In the decades after its foundation the abbey was the recipient of considerable endowments, as seen from the dedication of 26 altars donated by individual benefactors and guilds and it was an important destination of pilgrims because it hosted the reliquary shrine and cult of Saint Margaret of Scotland, from whom the abbey later claimed foundation and for which an earlier foundation charter was fabricated. The foundations of the earliest church, namely the Church of the Holy Trinity, are under the superb Romanesque nave built in the 12th century.

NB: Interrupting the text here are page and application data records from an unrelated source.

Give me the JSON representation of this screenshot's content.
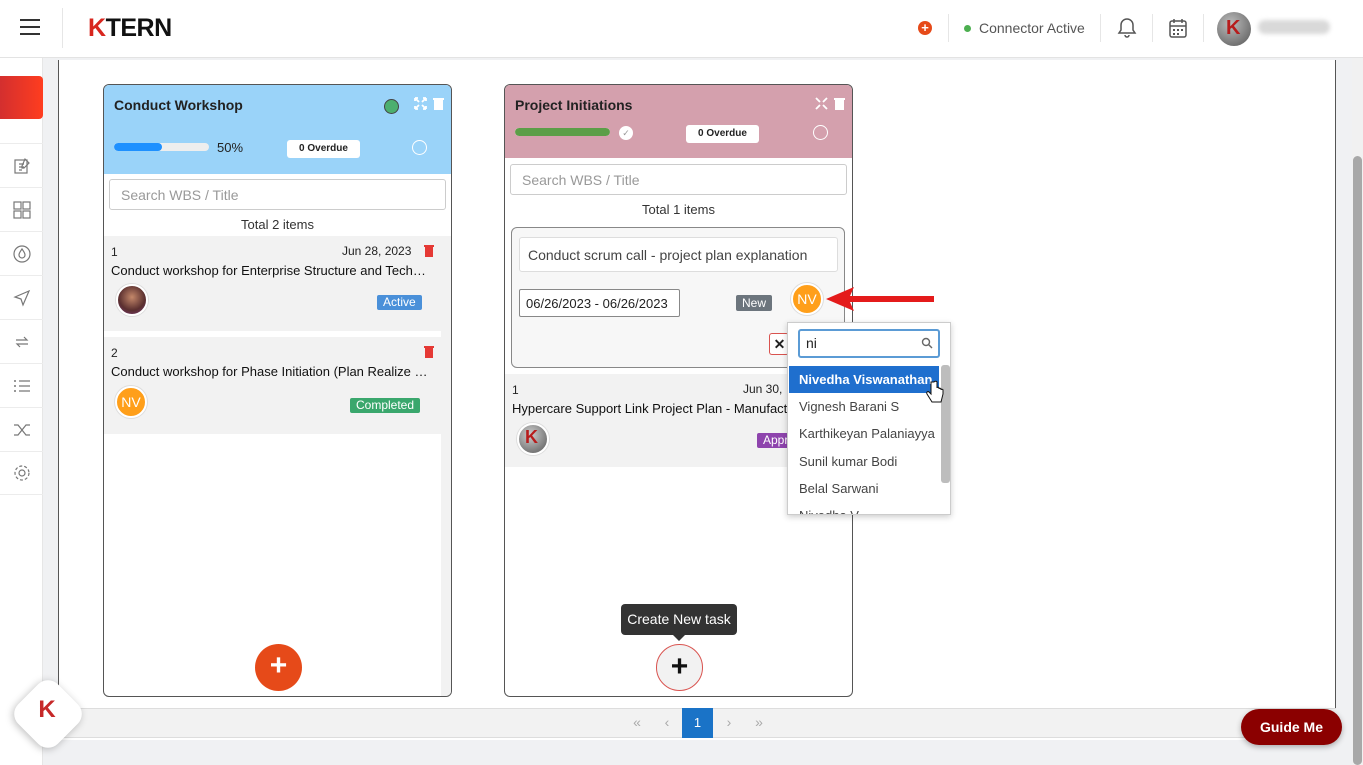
{
  "header": {
    "logo_k": "K",
    "logo_rest": "TERN",
    "connector_status": "Connector Active"
  },
  "columns": [
    {
      "title": "Conduct Workshop",
      "head_color": "#9ad3f9",
      "progress": 50,
      "progress_label": "50%",
      "overdue": "0 Overdue",
      "search_placeholder": "Search WBS / Title",
      "total": "Total 2 items",
      "cards": [
        {
          "num": "1",
          "date": "Jun 28, 2023",
          "title": "Conduct workshop for Enterprise Structure and Techni...",
          "status": "Active",
          "status_color": "#4a90d9"
        },
        {
          "num": "2",
          "date": "",
          "title": "Conduct workshop for Phase Initiation (Plan Realize Ph...",
          "status": "Completed",
          "status_color": "#3aa76d",
          "avatar": "NV"
        }
      ]
    },
    {
      "title": "Project Initiations",
      "head_color": "#d4a0ad",
      "progress": 100,
      "overdue": "0 Overdue",
      "search_placeholder": "Search WBS / Title",
      "total": "Total 1 items",
      "new_task": {
        "title_value": "Conduct scrum call - project plan explanation",
        "date_range": "06/26/2023 - 06/26/2023",
        "status": "New",
        "avatar": "NV"
      },
      "cards": [
        {
          "num": "1",
          "date": "Jun 30,",
          "title": "Hypercare Support Link Project Plan - Manufactu",
          "status": "Appr",
          "status_color": "#8e44ad"
        }
      ]
    }
  ],
  "assignee_dropdown": {
    "search_value": "ni",
    "options": [
      "Nivedha Viswanathan",
      "Vignesh Barani S",
      "Karthikeyan Palaniayya",
      "Sunil kumar Bodi",
      "Belal Sarwani",
      "Nivedha V"
    ]
  },
  "tooltip": "Create New task",
  "pagination": {
    "first": "«",
    "prev": "‹",
    "current": "1",
    "next": "›",
    "last": "»"
  },
  "guide_me": "Guide Me",
  "float_logo": "K"
}
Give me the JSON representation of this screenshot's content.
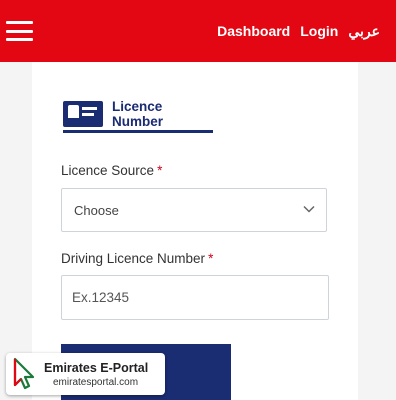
{
  "header": {
    "nav": {
      "dashboard": "Dashboard",
      "login": "Login",
      "arabic": "عربي"
    },
    "brand_color": "#e30613"
  },
  "form": {
    "tab": {
      "label": "Licence Number",
      "icon": "licence-card-icon"
    },
    "licence_source": {
      "label": "Licence Source",
      "required_mark": "*",
      "selected": "Choose",
      "icon": "chevron-down-icon"
    },
    "licence_number": {
      "label": "Driving Licence Number",
      "required_mark": "*",
      "placeholder": "Ex.12345",
      "value": ""
    },
    "accent_color": "#1a2c72"
  },
  "watermark": {
    "title": "Emirates E-Portal",
    "url": "emiratesportal.com",
    "icon": "cursor-logo-icon"
  }
}
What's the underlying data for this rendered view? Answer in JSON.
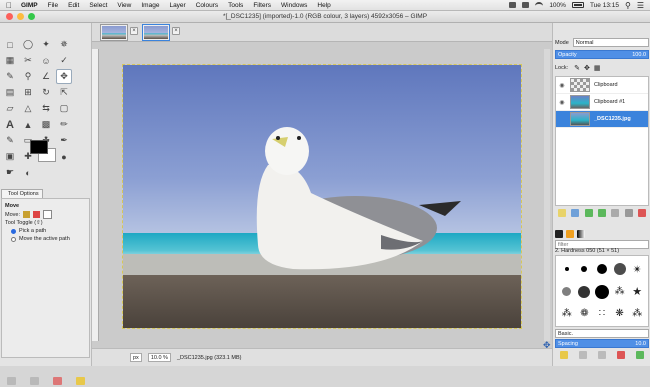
{
  "menubar": {
    "app": "GIMP",
    "items": [
      "File",
      "Edit",
      "Select",
      "View",
      "Image",
      "Layer",
      "Colours",
      "Tools",
      "Filters",
      "Windows",
      "Help"
    ],
    "battery": "100%",
    "time": "Tue 13:15"
  },
  "window": {
    "title": "*[_DSC1235] (imported)-1.0 (RGB colour, 3 layers) 4592x3056 – GIMP"
  },
  "tool_options": {
    "tab_label": "Tool Options",
    "section": "Move",
    "move_label": "Move:",
    "toggle_label": "Tool Toggle  (⇧)",
    "options": [
      "Pick a path",
      "Move the active path"
    ],
    "selected_option": 0
  },
  "tools": [
    "rect-select",
    "ellipse-select",
    "free-select",
    "fuzzy-select",
    "color-select",
    "scissors",
    "foreground-select",
    "paths",
    "color-picker",
    "zoom",
    "measure",
    "move",
    "align",
    "crop",
    "rotate",
    "scale",
    "shear",
    "perspective",
    "flip",
    "cage",
    "text",
    "bucket-fill",
    "blend",
    "pencil",
    "paintbrush",
    "eraser",
    "airbrush",
    "ink",
    "clone",
    "heal",
    "perspective-clone",
    "blur",
    "smudge",
    "dodge"
  ],
  "active_tool": "move",
  "colors": {
    "foreground": "#000000",
    "background": "#ffffff",
    "accent": "#3b83dc"
  },
  "status": {
    "unit": "px",
    "zoom": "10.0 %",
    "info": "_DSC1235.jpg (323.1 MB)"
  },
  "layers_dock": {
    "mode_label": "Mode",
    "mode_value": "Normal",
    "opacity_label": "Opacity",
    "opacity_value": "100.0",
    "lock_label": "Lock:",
    "layers": [
      {
        "name": "Clipboard",
        "visible": true,
        "active": false
      },
      {
        "name": "Clipboard #1",
        "visible": true,
        "active": false
      },
      {
        "name": "_DSC1235.jpg",
        "visible": false,
        "active": true
      }
    ]
  },
  "brushes_dock": {
    "filter_placeholder": "filter",
    "brush_name": "2. Hardness 050 (51 × 51)",
    "basic_label": "Basic.",
    "spacing_label": "Spacing",
    "spacing_value": "10.0"
  }
}
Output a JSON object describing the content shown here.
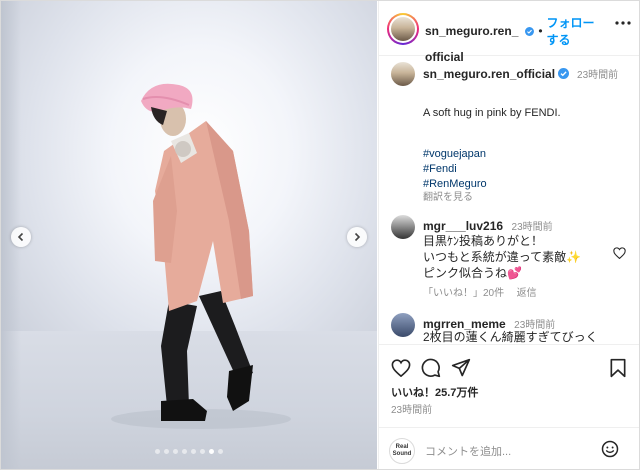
{
  "post": {
    "username": "sn_meguro.ren_official",
    "header_username_line1": "sn_meguro.ren_",
    "header_username_line2": "official",
    "follow_sep": "•",
    "follow_label": "フォローする",
    "more_icon": "more-horizontal-icon",
    "caption": {
      "time": "23時間前",
      "text": "A soft hug in pink by FENDI.",
      "hashtags": [
        "#voguejapan",
        "#Fendi",
        "#RenMeguro"
      ],
      "translate": "翻訳を見る"
    },
    "carousel": {
      "slides": 8,
      "current_index": 6
    },
    "comments": [
      {
        "username": "mgr___luv216",
        "time": "23時間前",
        "lines": [
          "目黒ｹﾝ投稿ありがと！",
          "いつもと系統が違って素敵✨",
          "ピンク似合うね💕"
        ],
        "likes": "「いいね！」20件",
        "reply": "返信"
      },
      {
        "username": "mgrren_meme",
        "time": "23時間前",
        "lines": [
          "2枚目の蓮くん綺麗すぎてびっく"
        ]
      }
    ],
    "likes_count": "いいね！25.7万件",
    "posted_time": "23時間前",
    "comment_placeholder": "コメントを追加...",
    "commenter_avatar_text": "Real Sound"
  },
  "colors": {
    "accent": "#0095f6",
    "verified": "#3897f0",
    "hashtag": "#00376b",
    "coat": "#e6ab9b",
    "hat": "#f1a9c2"
  }
}
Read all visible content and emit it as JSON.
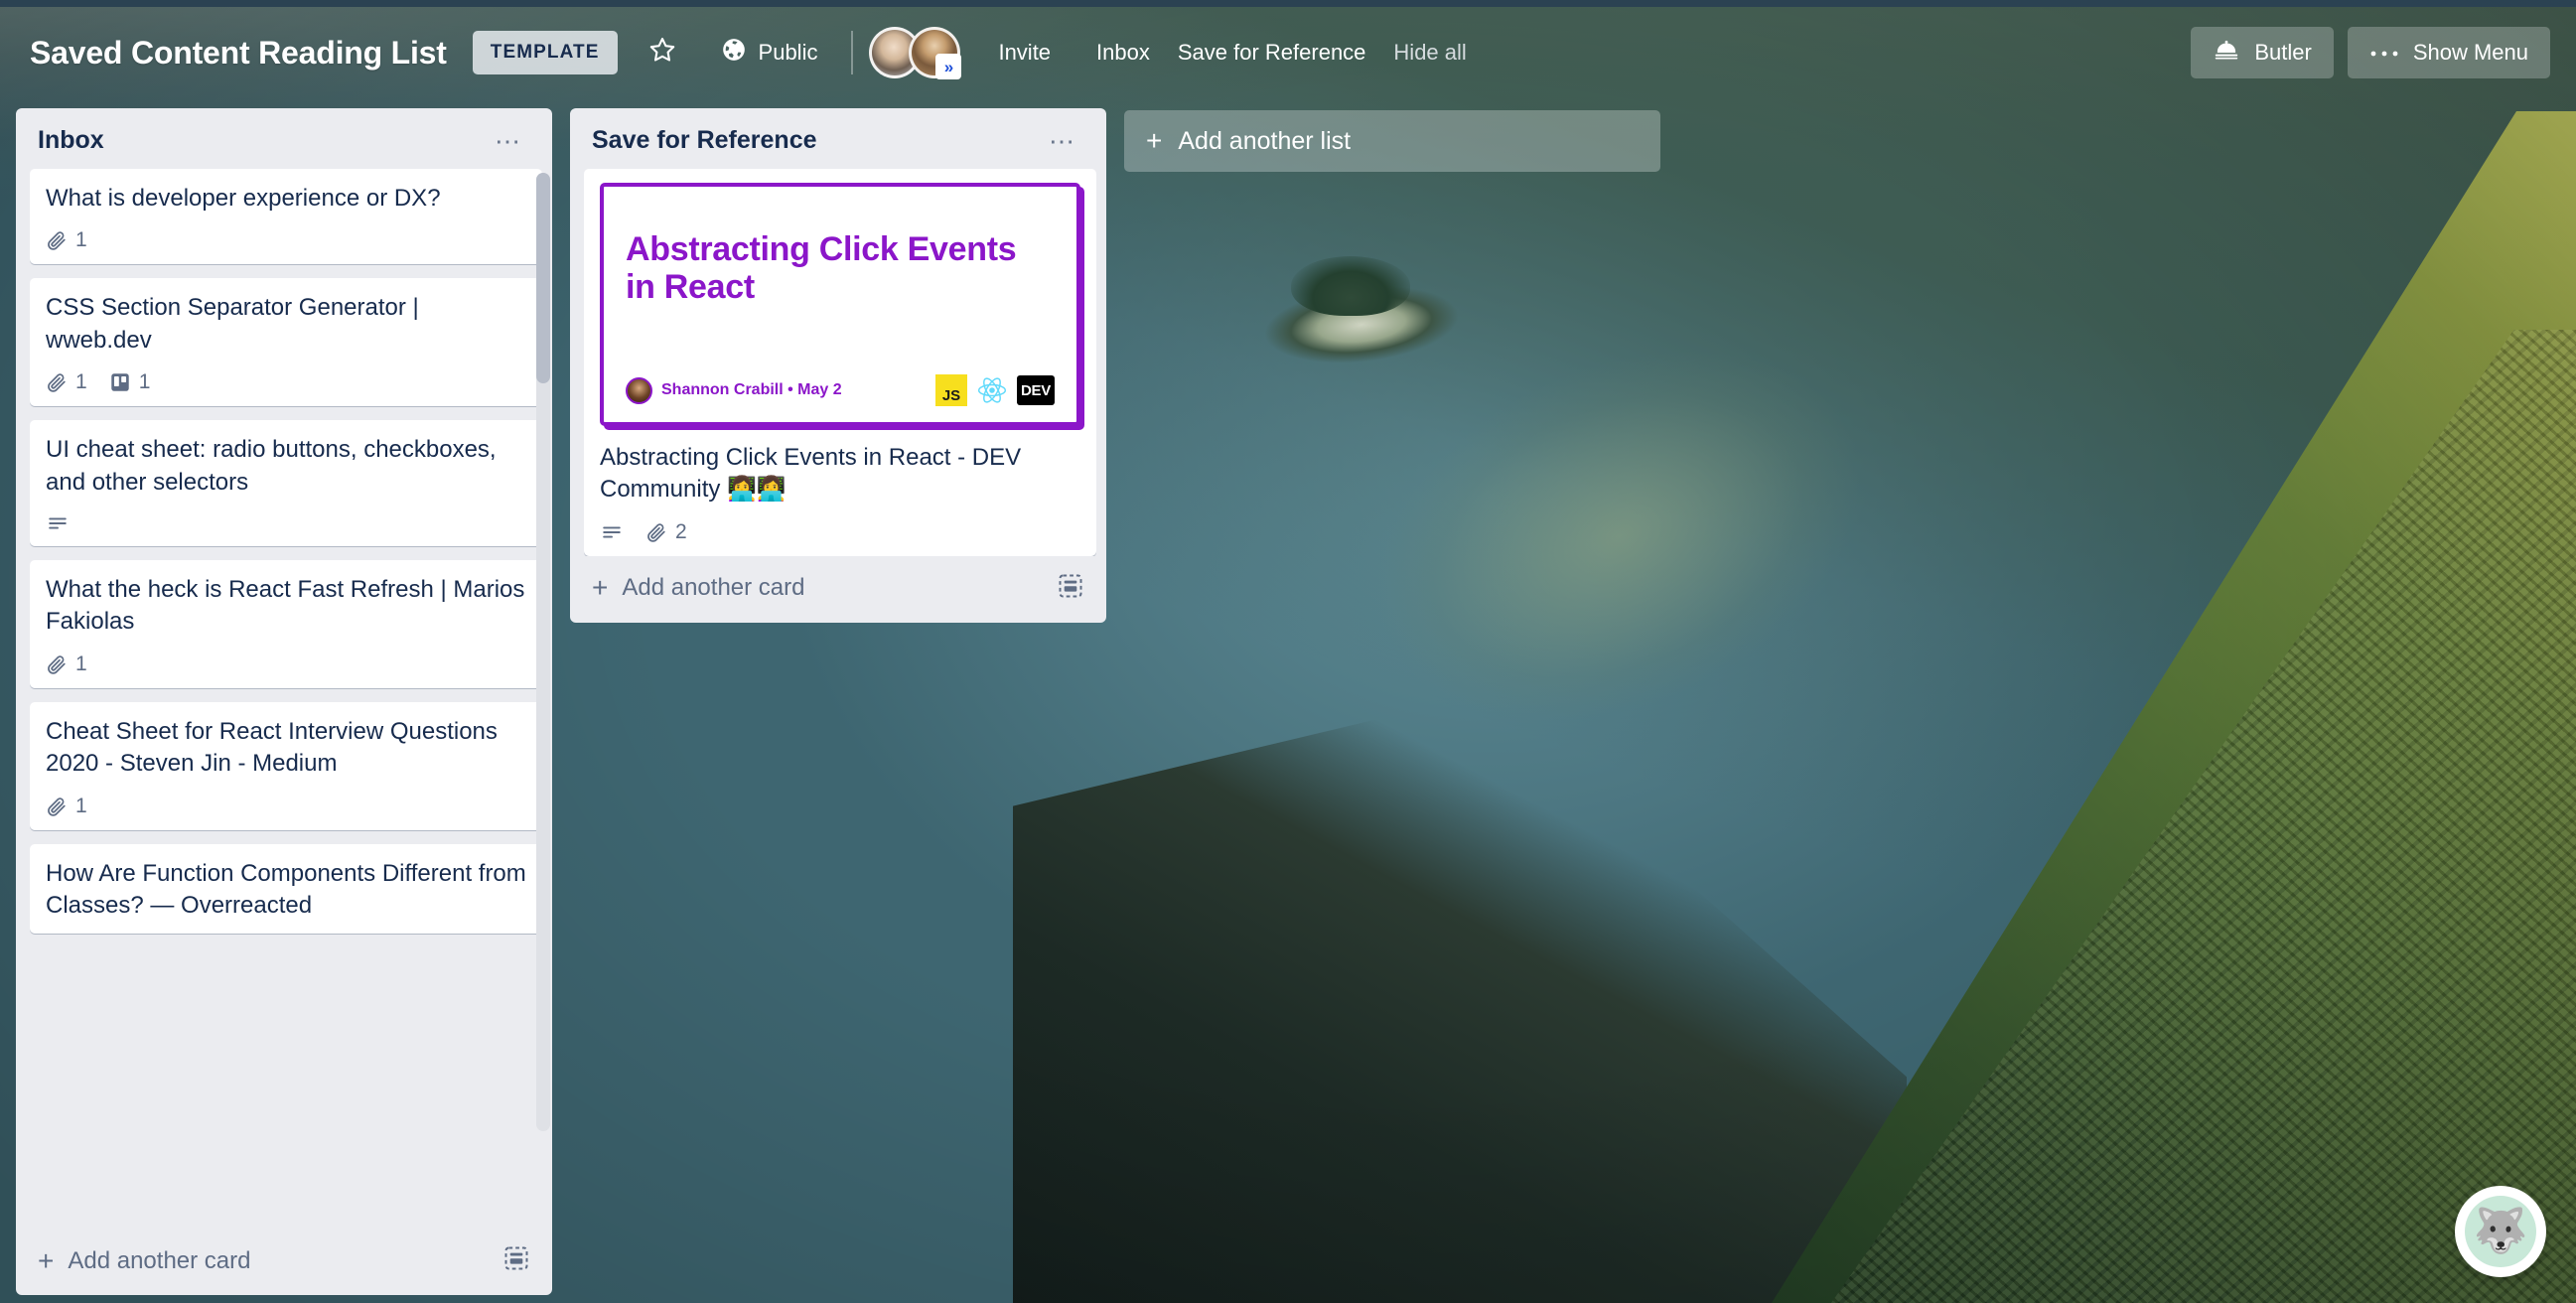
{
  "header": {
    "board_title": "Saved Content Reading List",
    "template_badge": "TEMPLATE",
    "star_icon": "star-outline-icon",
    "visibility_icon": "globe-icon",
    "visibility_label": "Public",
    "invite_label": "Invite",
    "nav_links": [
      {
        "label": "Inbox"
      },
      {
        "label": "Save for Reference"
      },
      {
        "label": "Hide all"
      }
    ],
    "butler_icon": "butler-bell-icon",
    "butler_label": "Butler",
    "show_menu_icon": "ellipsis-icon",
    "show_menu_label": "Show Menu"
  },
  "lists": [
    {
      "title": "Inbox",
      "menu_icon": "ellipsis-icon",
      "add_card_label": "Add another card",
      "card_template_icon": "card-template-icon",
      "cards": [
        {
          "title": "What is developer experience or DX?",
          "badges": [
            {
              "icon": "attachment-icon",
              "count": "1"
            }
          ]
        },
        {
          "title": "CSS Section Separator Generator | wweb.dev",
          "badges": [
            {
              "icon": "attachment-icon",
              "count": "1"
            },
            {
              "icon": "trello-board-icon",
              "count": "1"
            }
          ]
        },
        {
          "title": "UI cheat sheet: radio buttons, checkboxes, and other selectors",
          "badges": [
            {
              "icon": "description-icon",
              "count": ""
            }
          ]
        },
        {
          "title": "What the heck is React Fast Refresh | Marios Fakiolas",
          "badges": [
            {
              "icon": "attachment-icon",
              "count": "1"
            }
          ]
        },
        {
          "title": "Cheat Sheet for React Interview Questions 2020 - Steven Jin - Medium",
          "badges": [
            {
              "icon": "attachment-icon",
              "count": "1"
            }
          ]
        },
        {
          "title": "How Are Function Components Different from Classes? — Overreacted",
          "badges": []
        }
      ]
    },
    {
      "title": "Save for Reference",
      "menu_icon": "ellipsis-icon",
      "add_card_label": "Add another card",
      "card_template_icon": "card-template-icon",
      "cards": [
        {
          "cover": {
            "heading": "Abstracting Click Events in React",
            "author": "Shannon Crabill • May 2",
            "logos": [
              {
                "name": "javascript-logo",
                "text": "JS"
              },
              {
                "name": "react-logo",
                "text": ""
              },
              {
                "name": "dev-logo",
                "text": "DEV"
              }
            ]
          },
          "title": "Abstracting Click Events in React - DEV Community 👩‍💻👩‍💻",
          "badges": [
            {
              "icon": "description-icon",
              "count": ""
            },
            {
              "icon": "attachment-icon",
              "count": "2"
            }
          ]
        }
      ]
    }
  ],
  "add_list": {
    "label": "Add another list",
    "plus_icon": "plus-icon"
  },
  "help_widget": {
    "icon": "husky-dog-avatar",
    "glyph": "🐺"
  },
  "colors": {
    "list_background": "#ebecf0",
    "card_background": "#ffffff",
    "text_primary": "#172b4d",
    "text_muted": "#5e6c84",
    "cover_accent": "#8b16c9",
    "top_strip": "#2b4252"
  }
}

During the Scottish Reformation, the abbey church was sacked in March 1560. Some parts of the abbey infrastructure still remain, principally the vast refectory and rooms over the gatehouse which was part of the former city wall. The nave was also spared and it was repaired in 1570 by Robert Drummond of Carnock. It served as the parish church till the 19th century, and now forms the vestibule of a new church. This edifice, in the Perpendicular style, opened for public worship in 1821, occupies the site of the ancient chancel and transepts, though differing in style and proportions from the original structure. Also of the monastery there still remains the south wall of the refectory, with a fine window. Next to the abbey is the ruin of Dunfermline Palace, also part of the original abbey complex and connected to it via the gatehouse.
Dunfermline Abbey, one of Scotland's most important cultural sites, has received more of Scotland's royal dead than any other place in the kingdom, excepting Iona. One of the most notable non-royal names to be associated with the abbey is the northern renaissance poet, Robert Henryson. The tomb of Saint Margaret and Malcolm Canmore, within the ruined walls of the Lady chapel, was restored and enclosed by command of Queen Victoria.
The current building on the site of the choir of the old abbey church is a parish church of the Church of Scotland, still with the name Dunfermline Abbey. The minister (since 2012) is the Reverend MaryAnn R. Rennie.
The old building was a fine example of simple and massive Romanesque, as the nave testifies, and has a beautiful doorway in its west front. Another rich Romanesque doorway was exposed in the south wall in 1903, when masons were cutting a site for the memorial to the soldiers who had fallen in the Second Boer War. A new site was found for this monument in order that the ancient and beautiful entrance might be preserved. The venerable structure is maintained publicly, and private munificence has provided several stained-glass windows. The architecture of the Afghan Church in Mumbai in India (dedicated to St John the Baptist) references the door and the right side of the church of Dunfermline Abbey.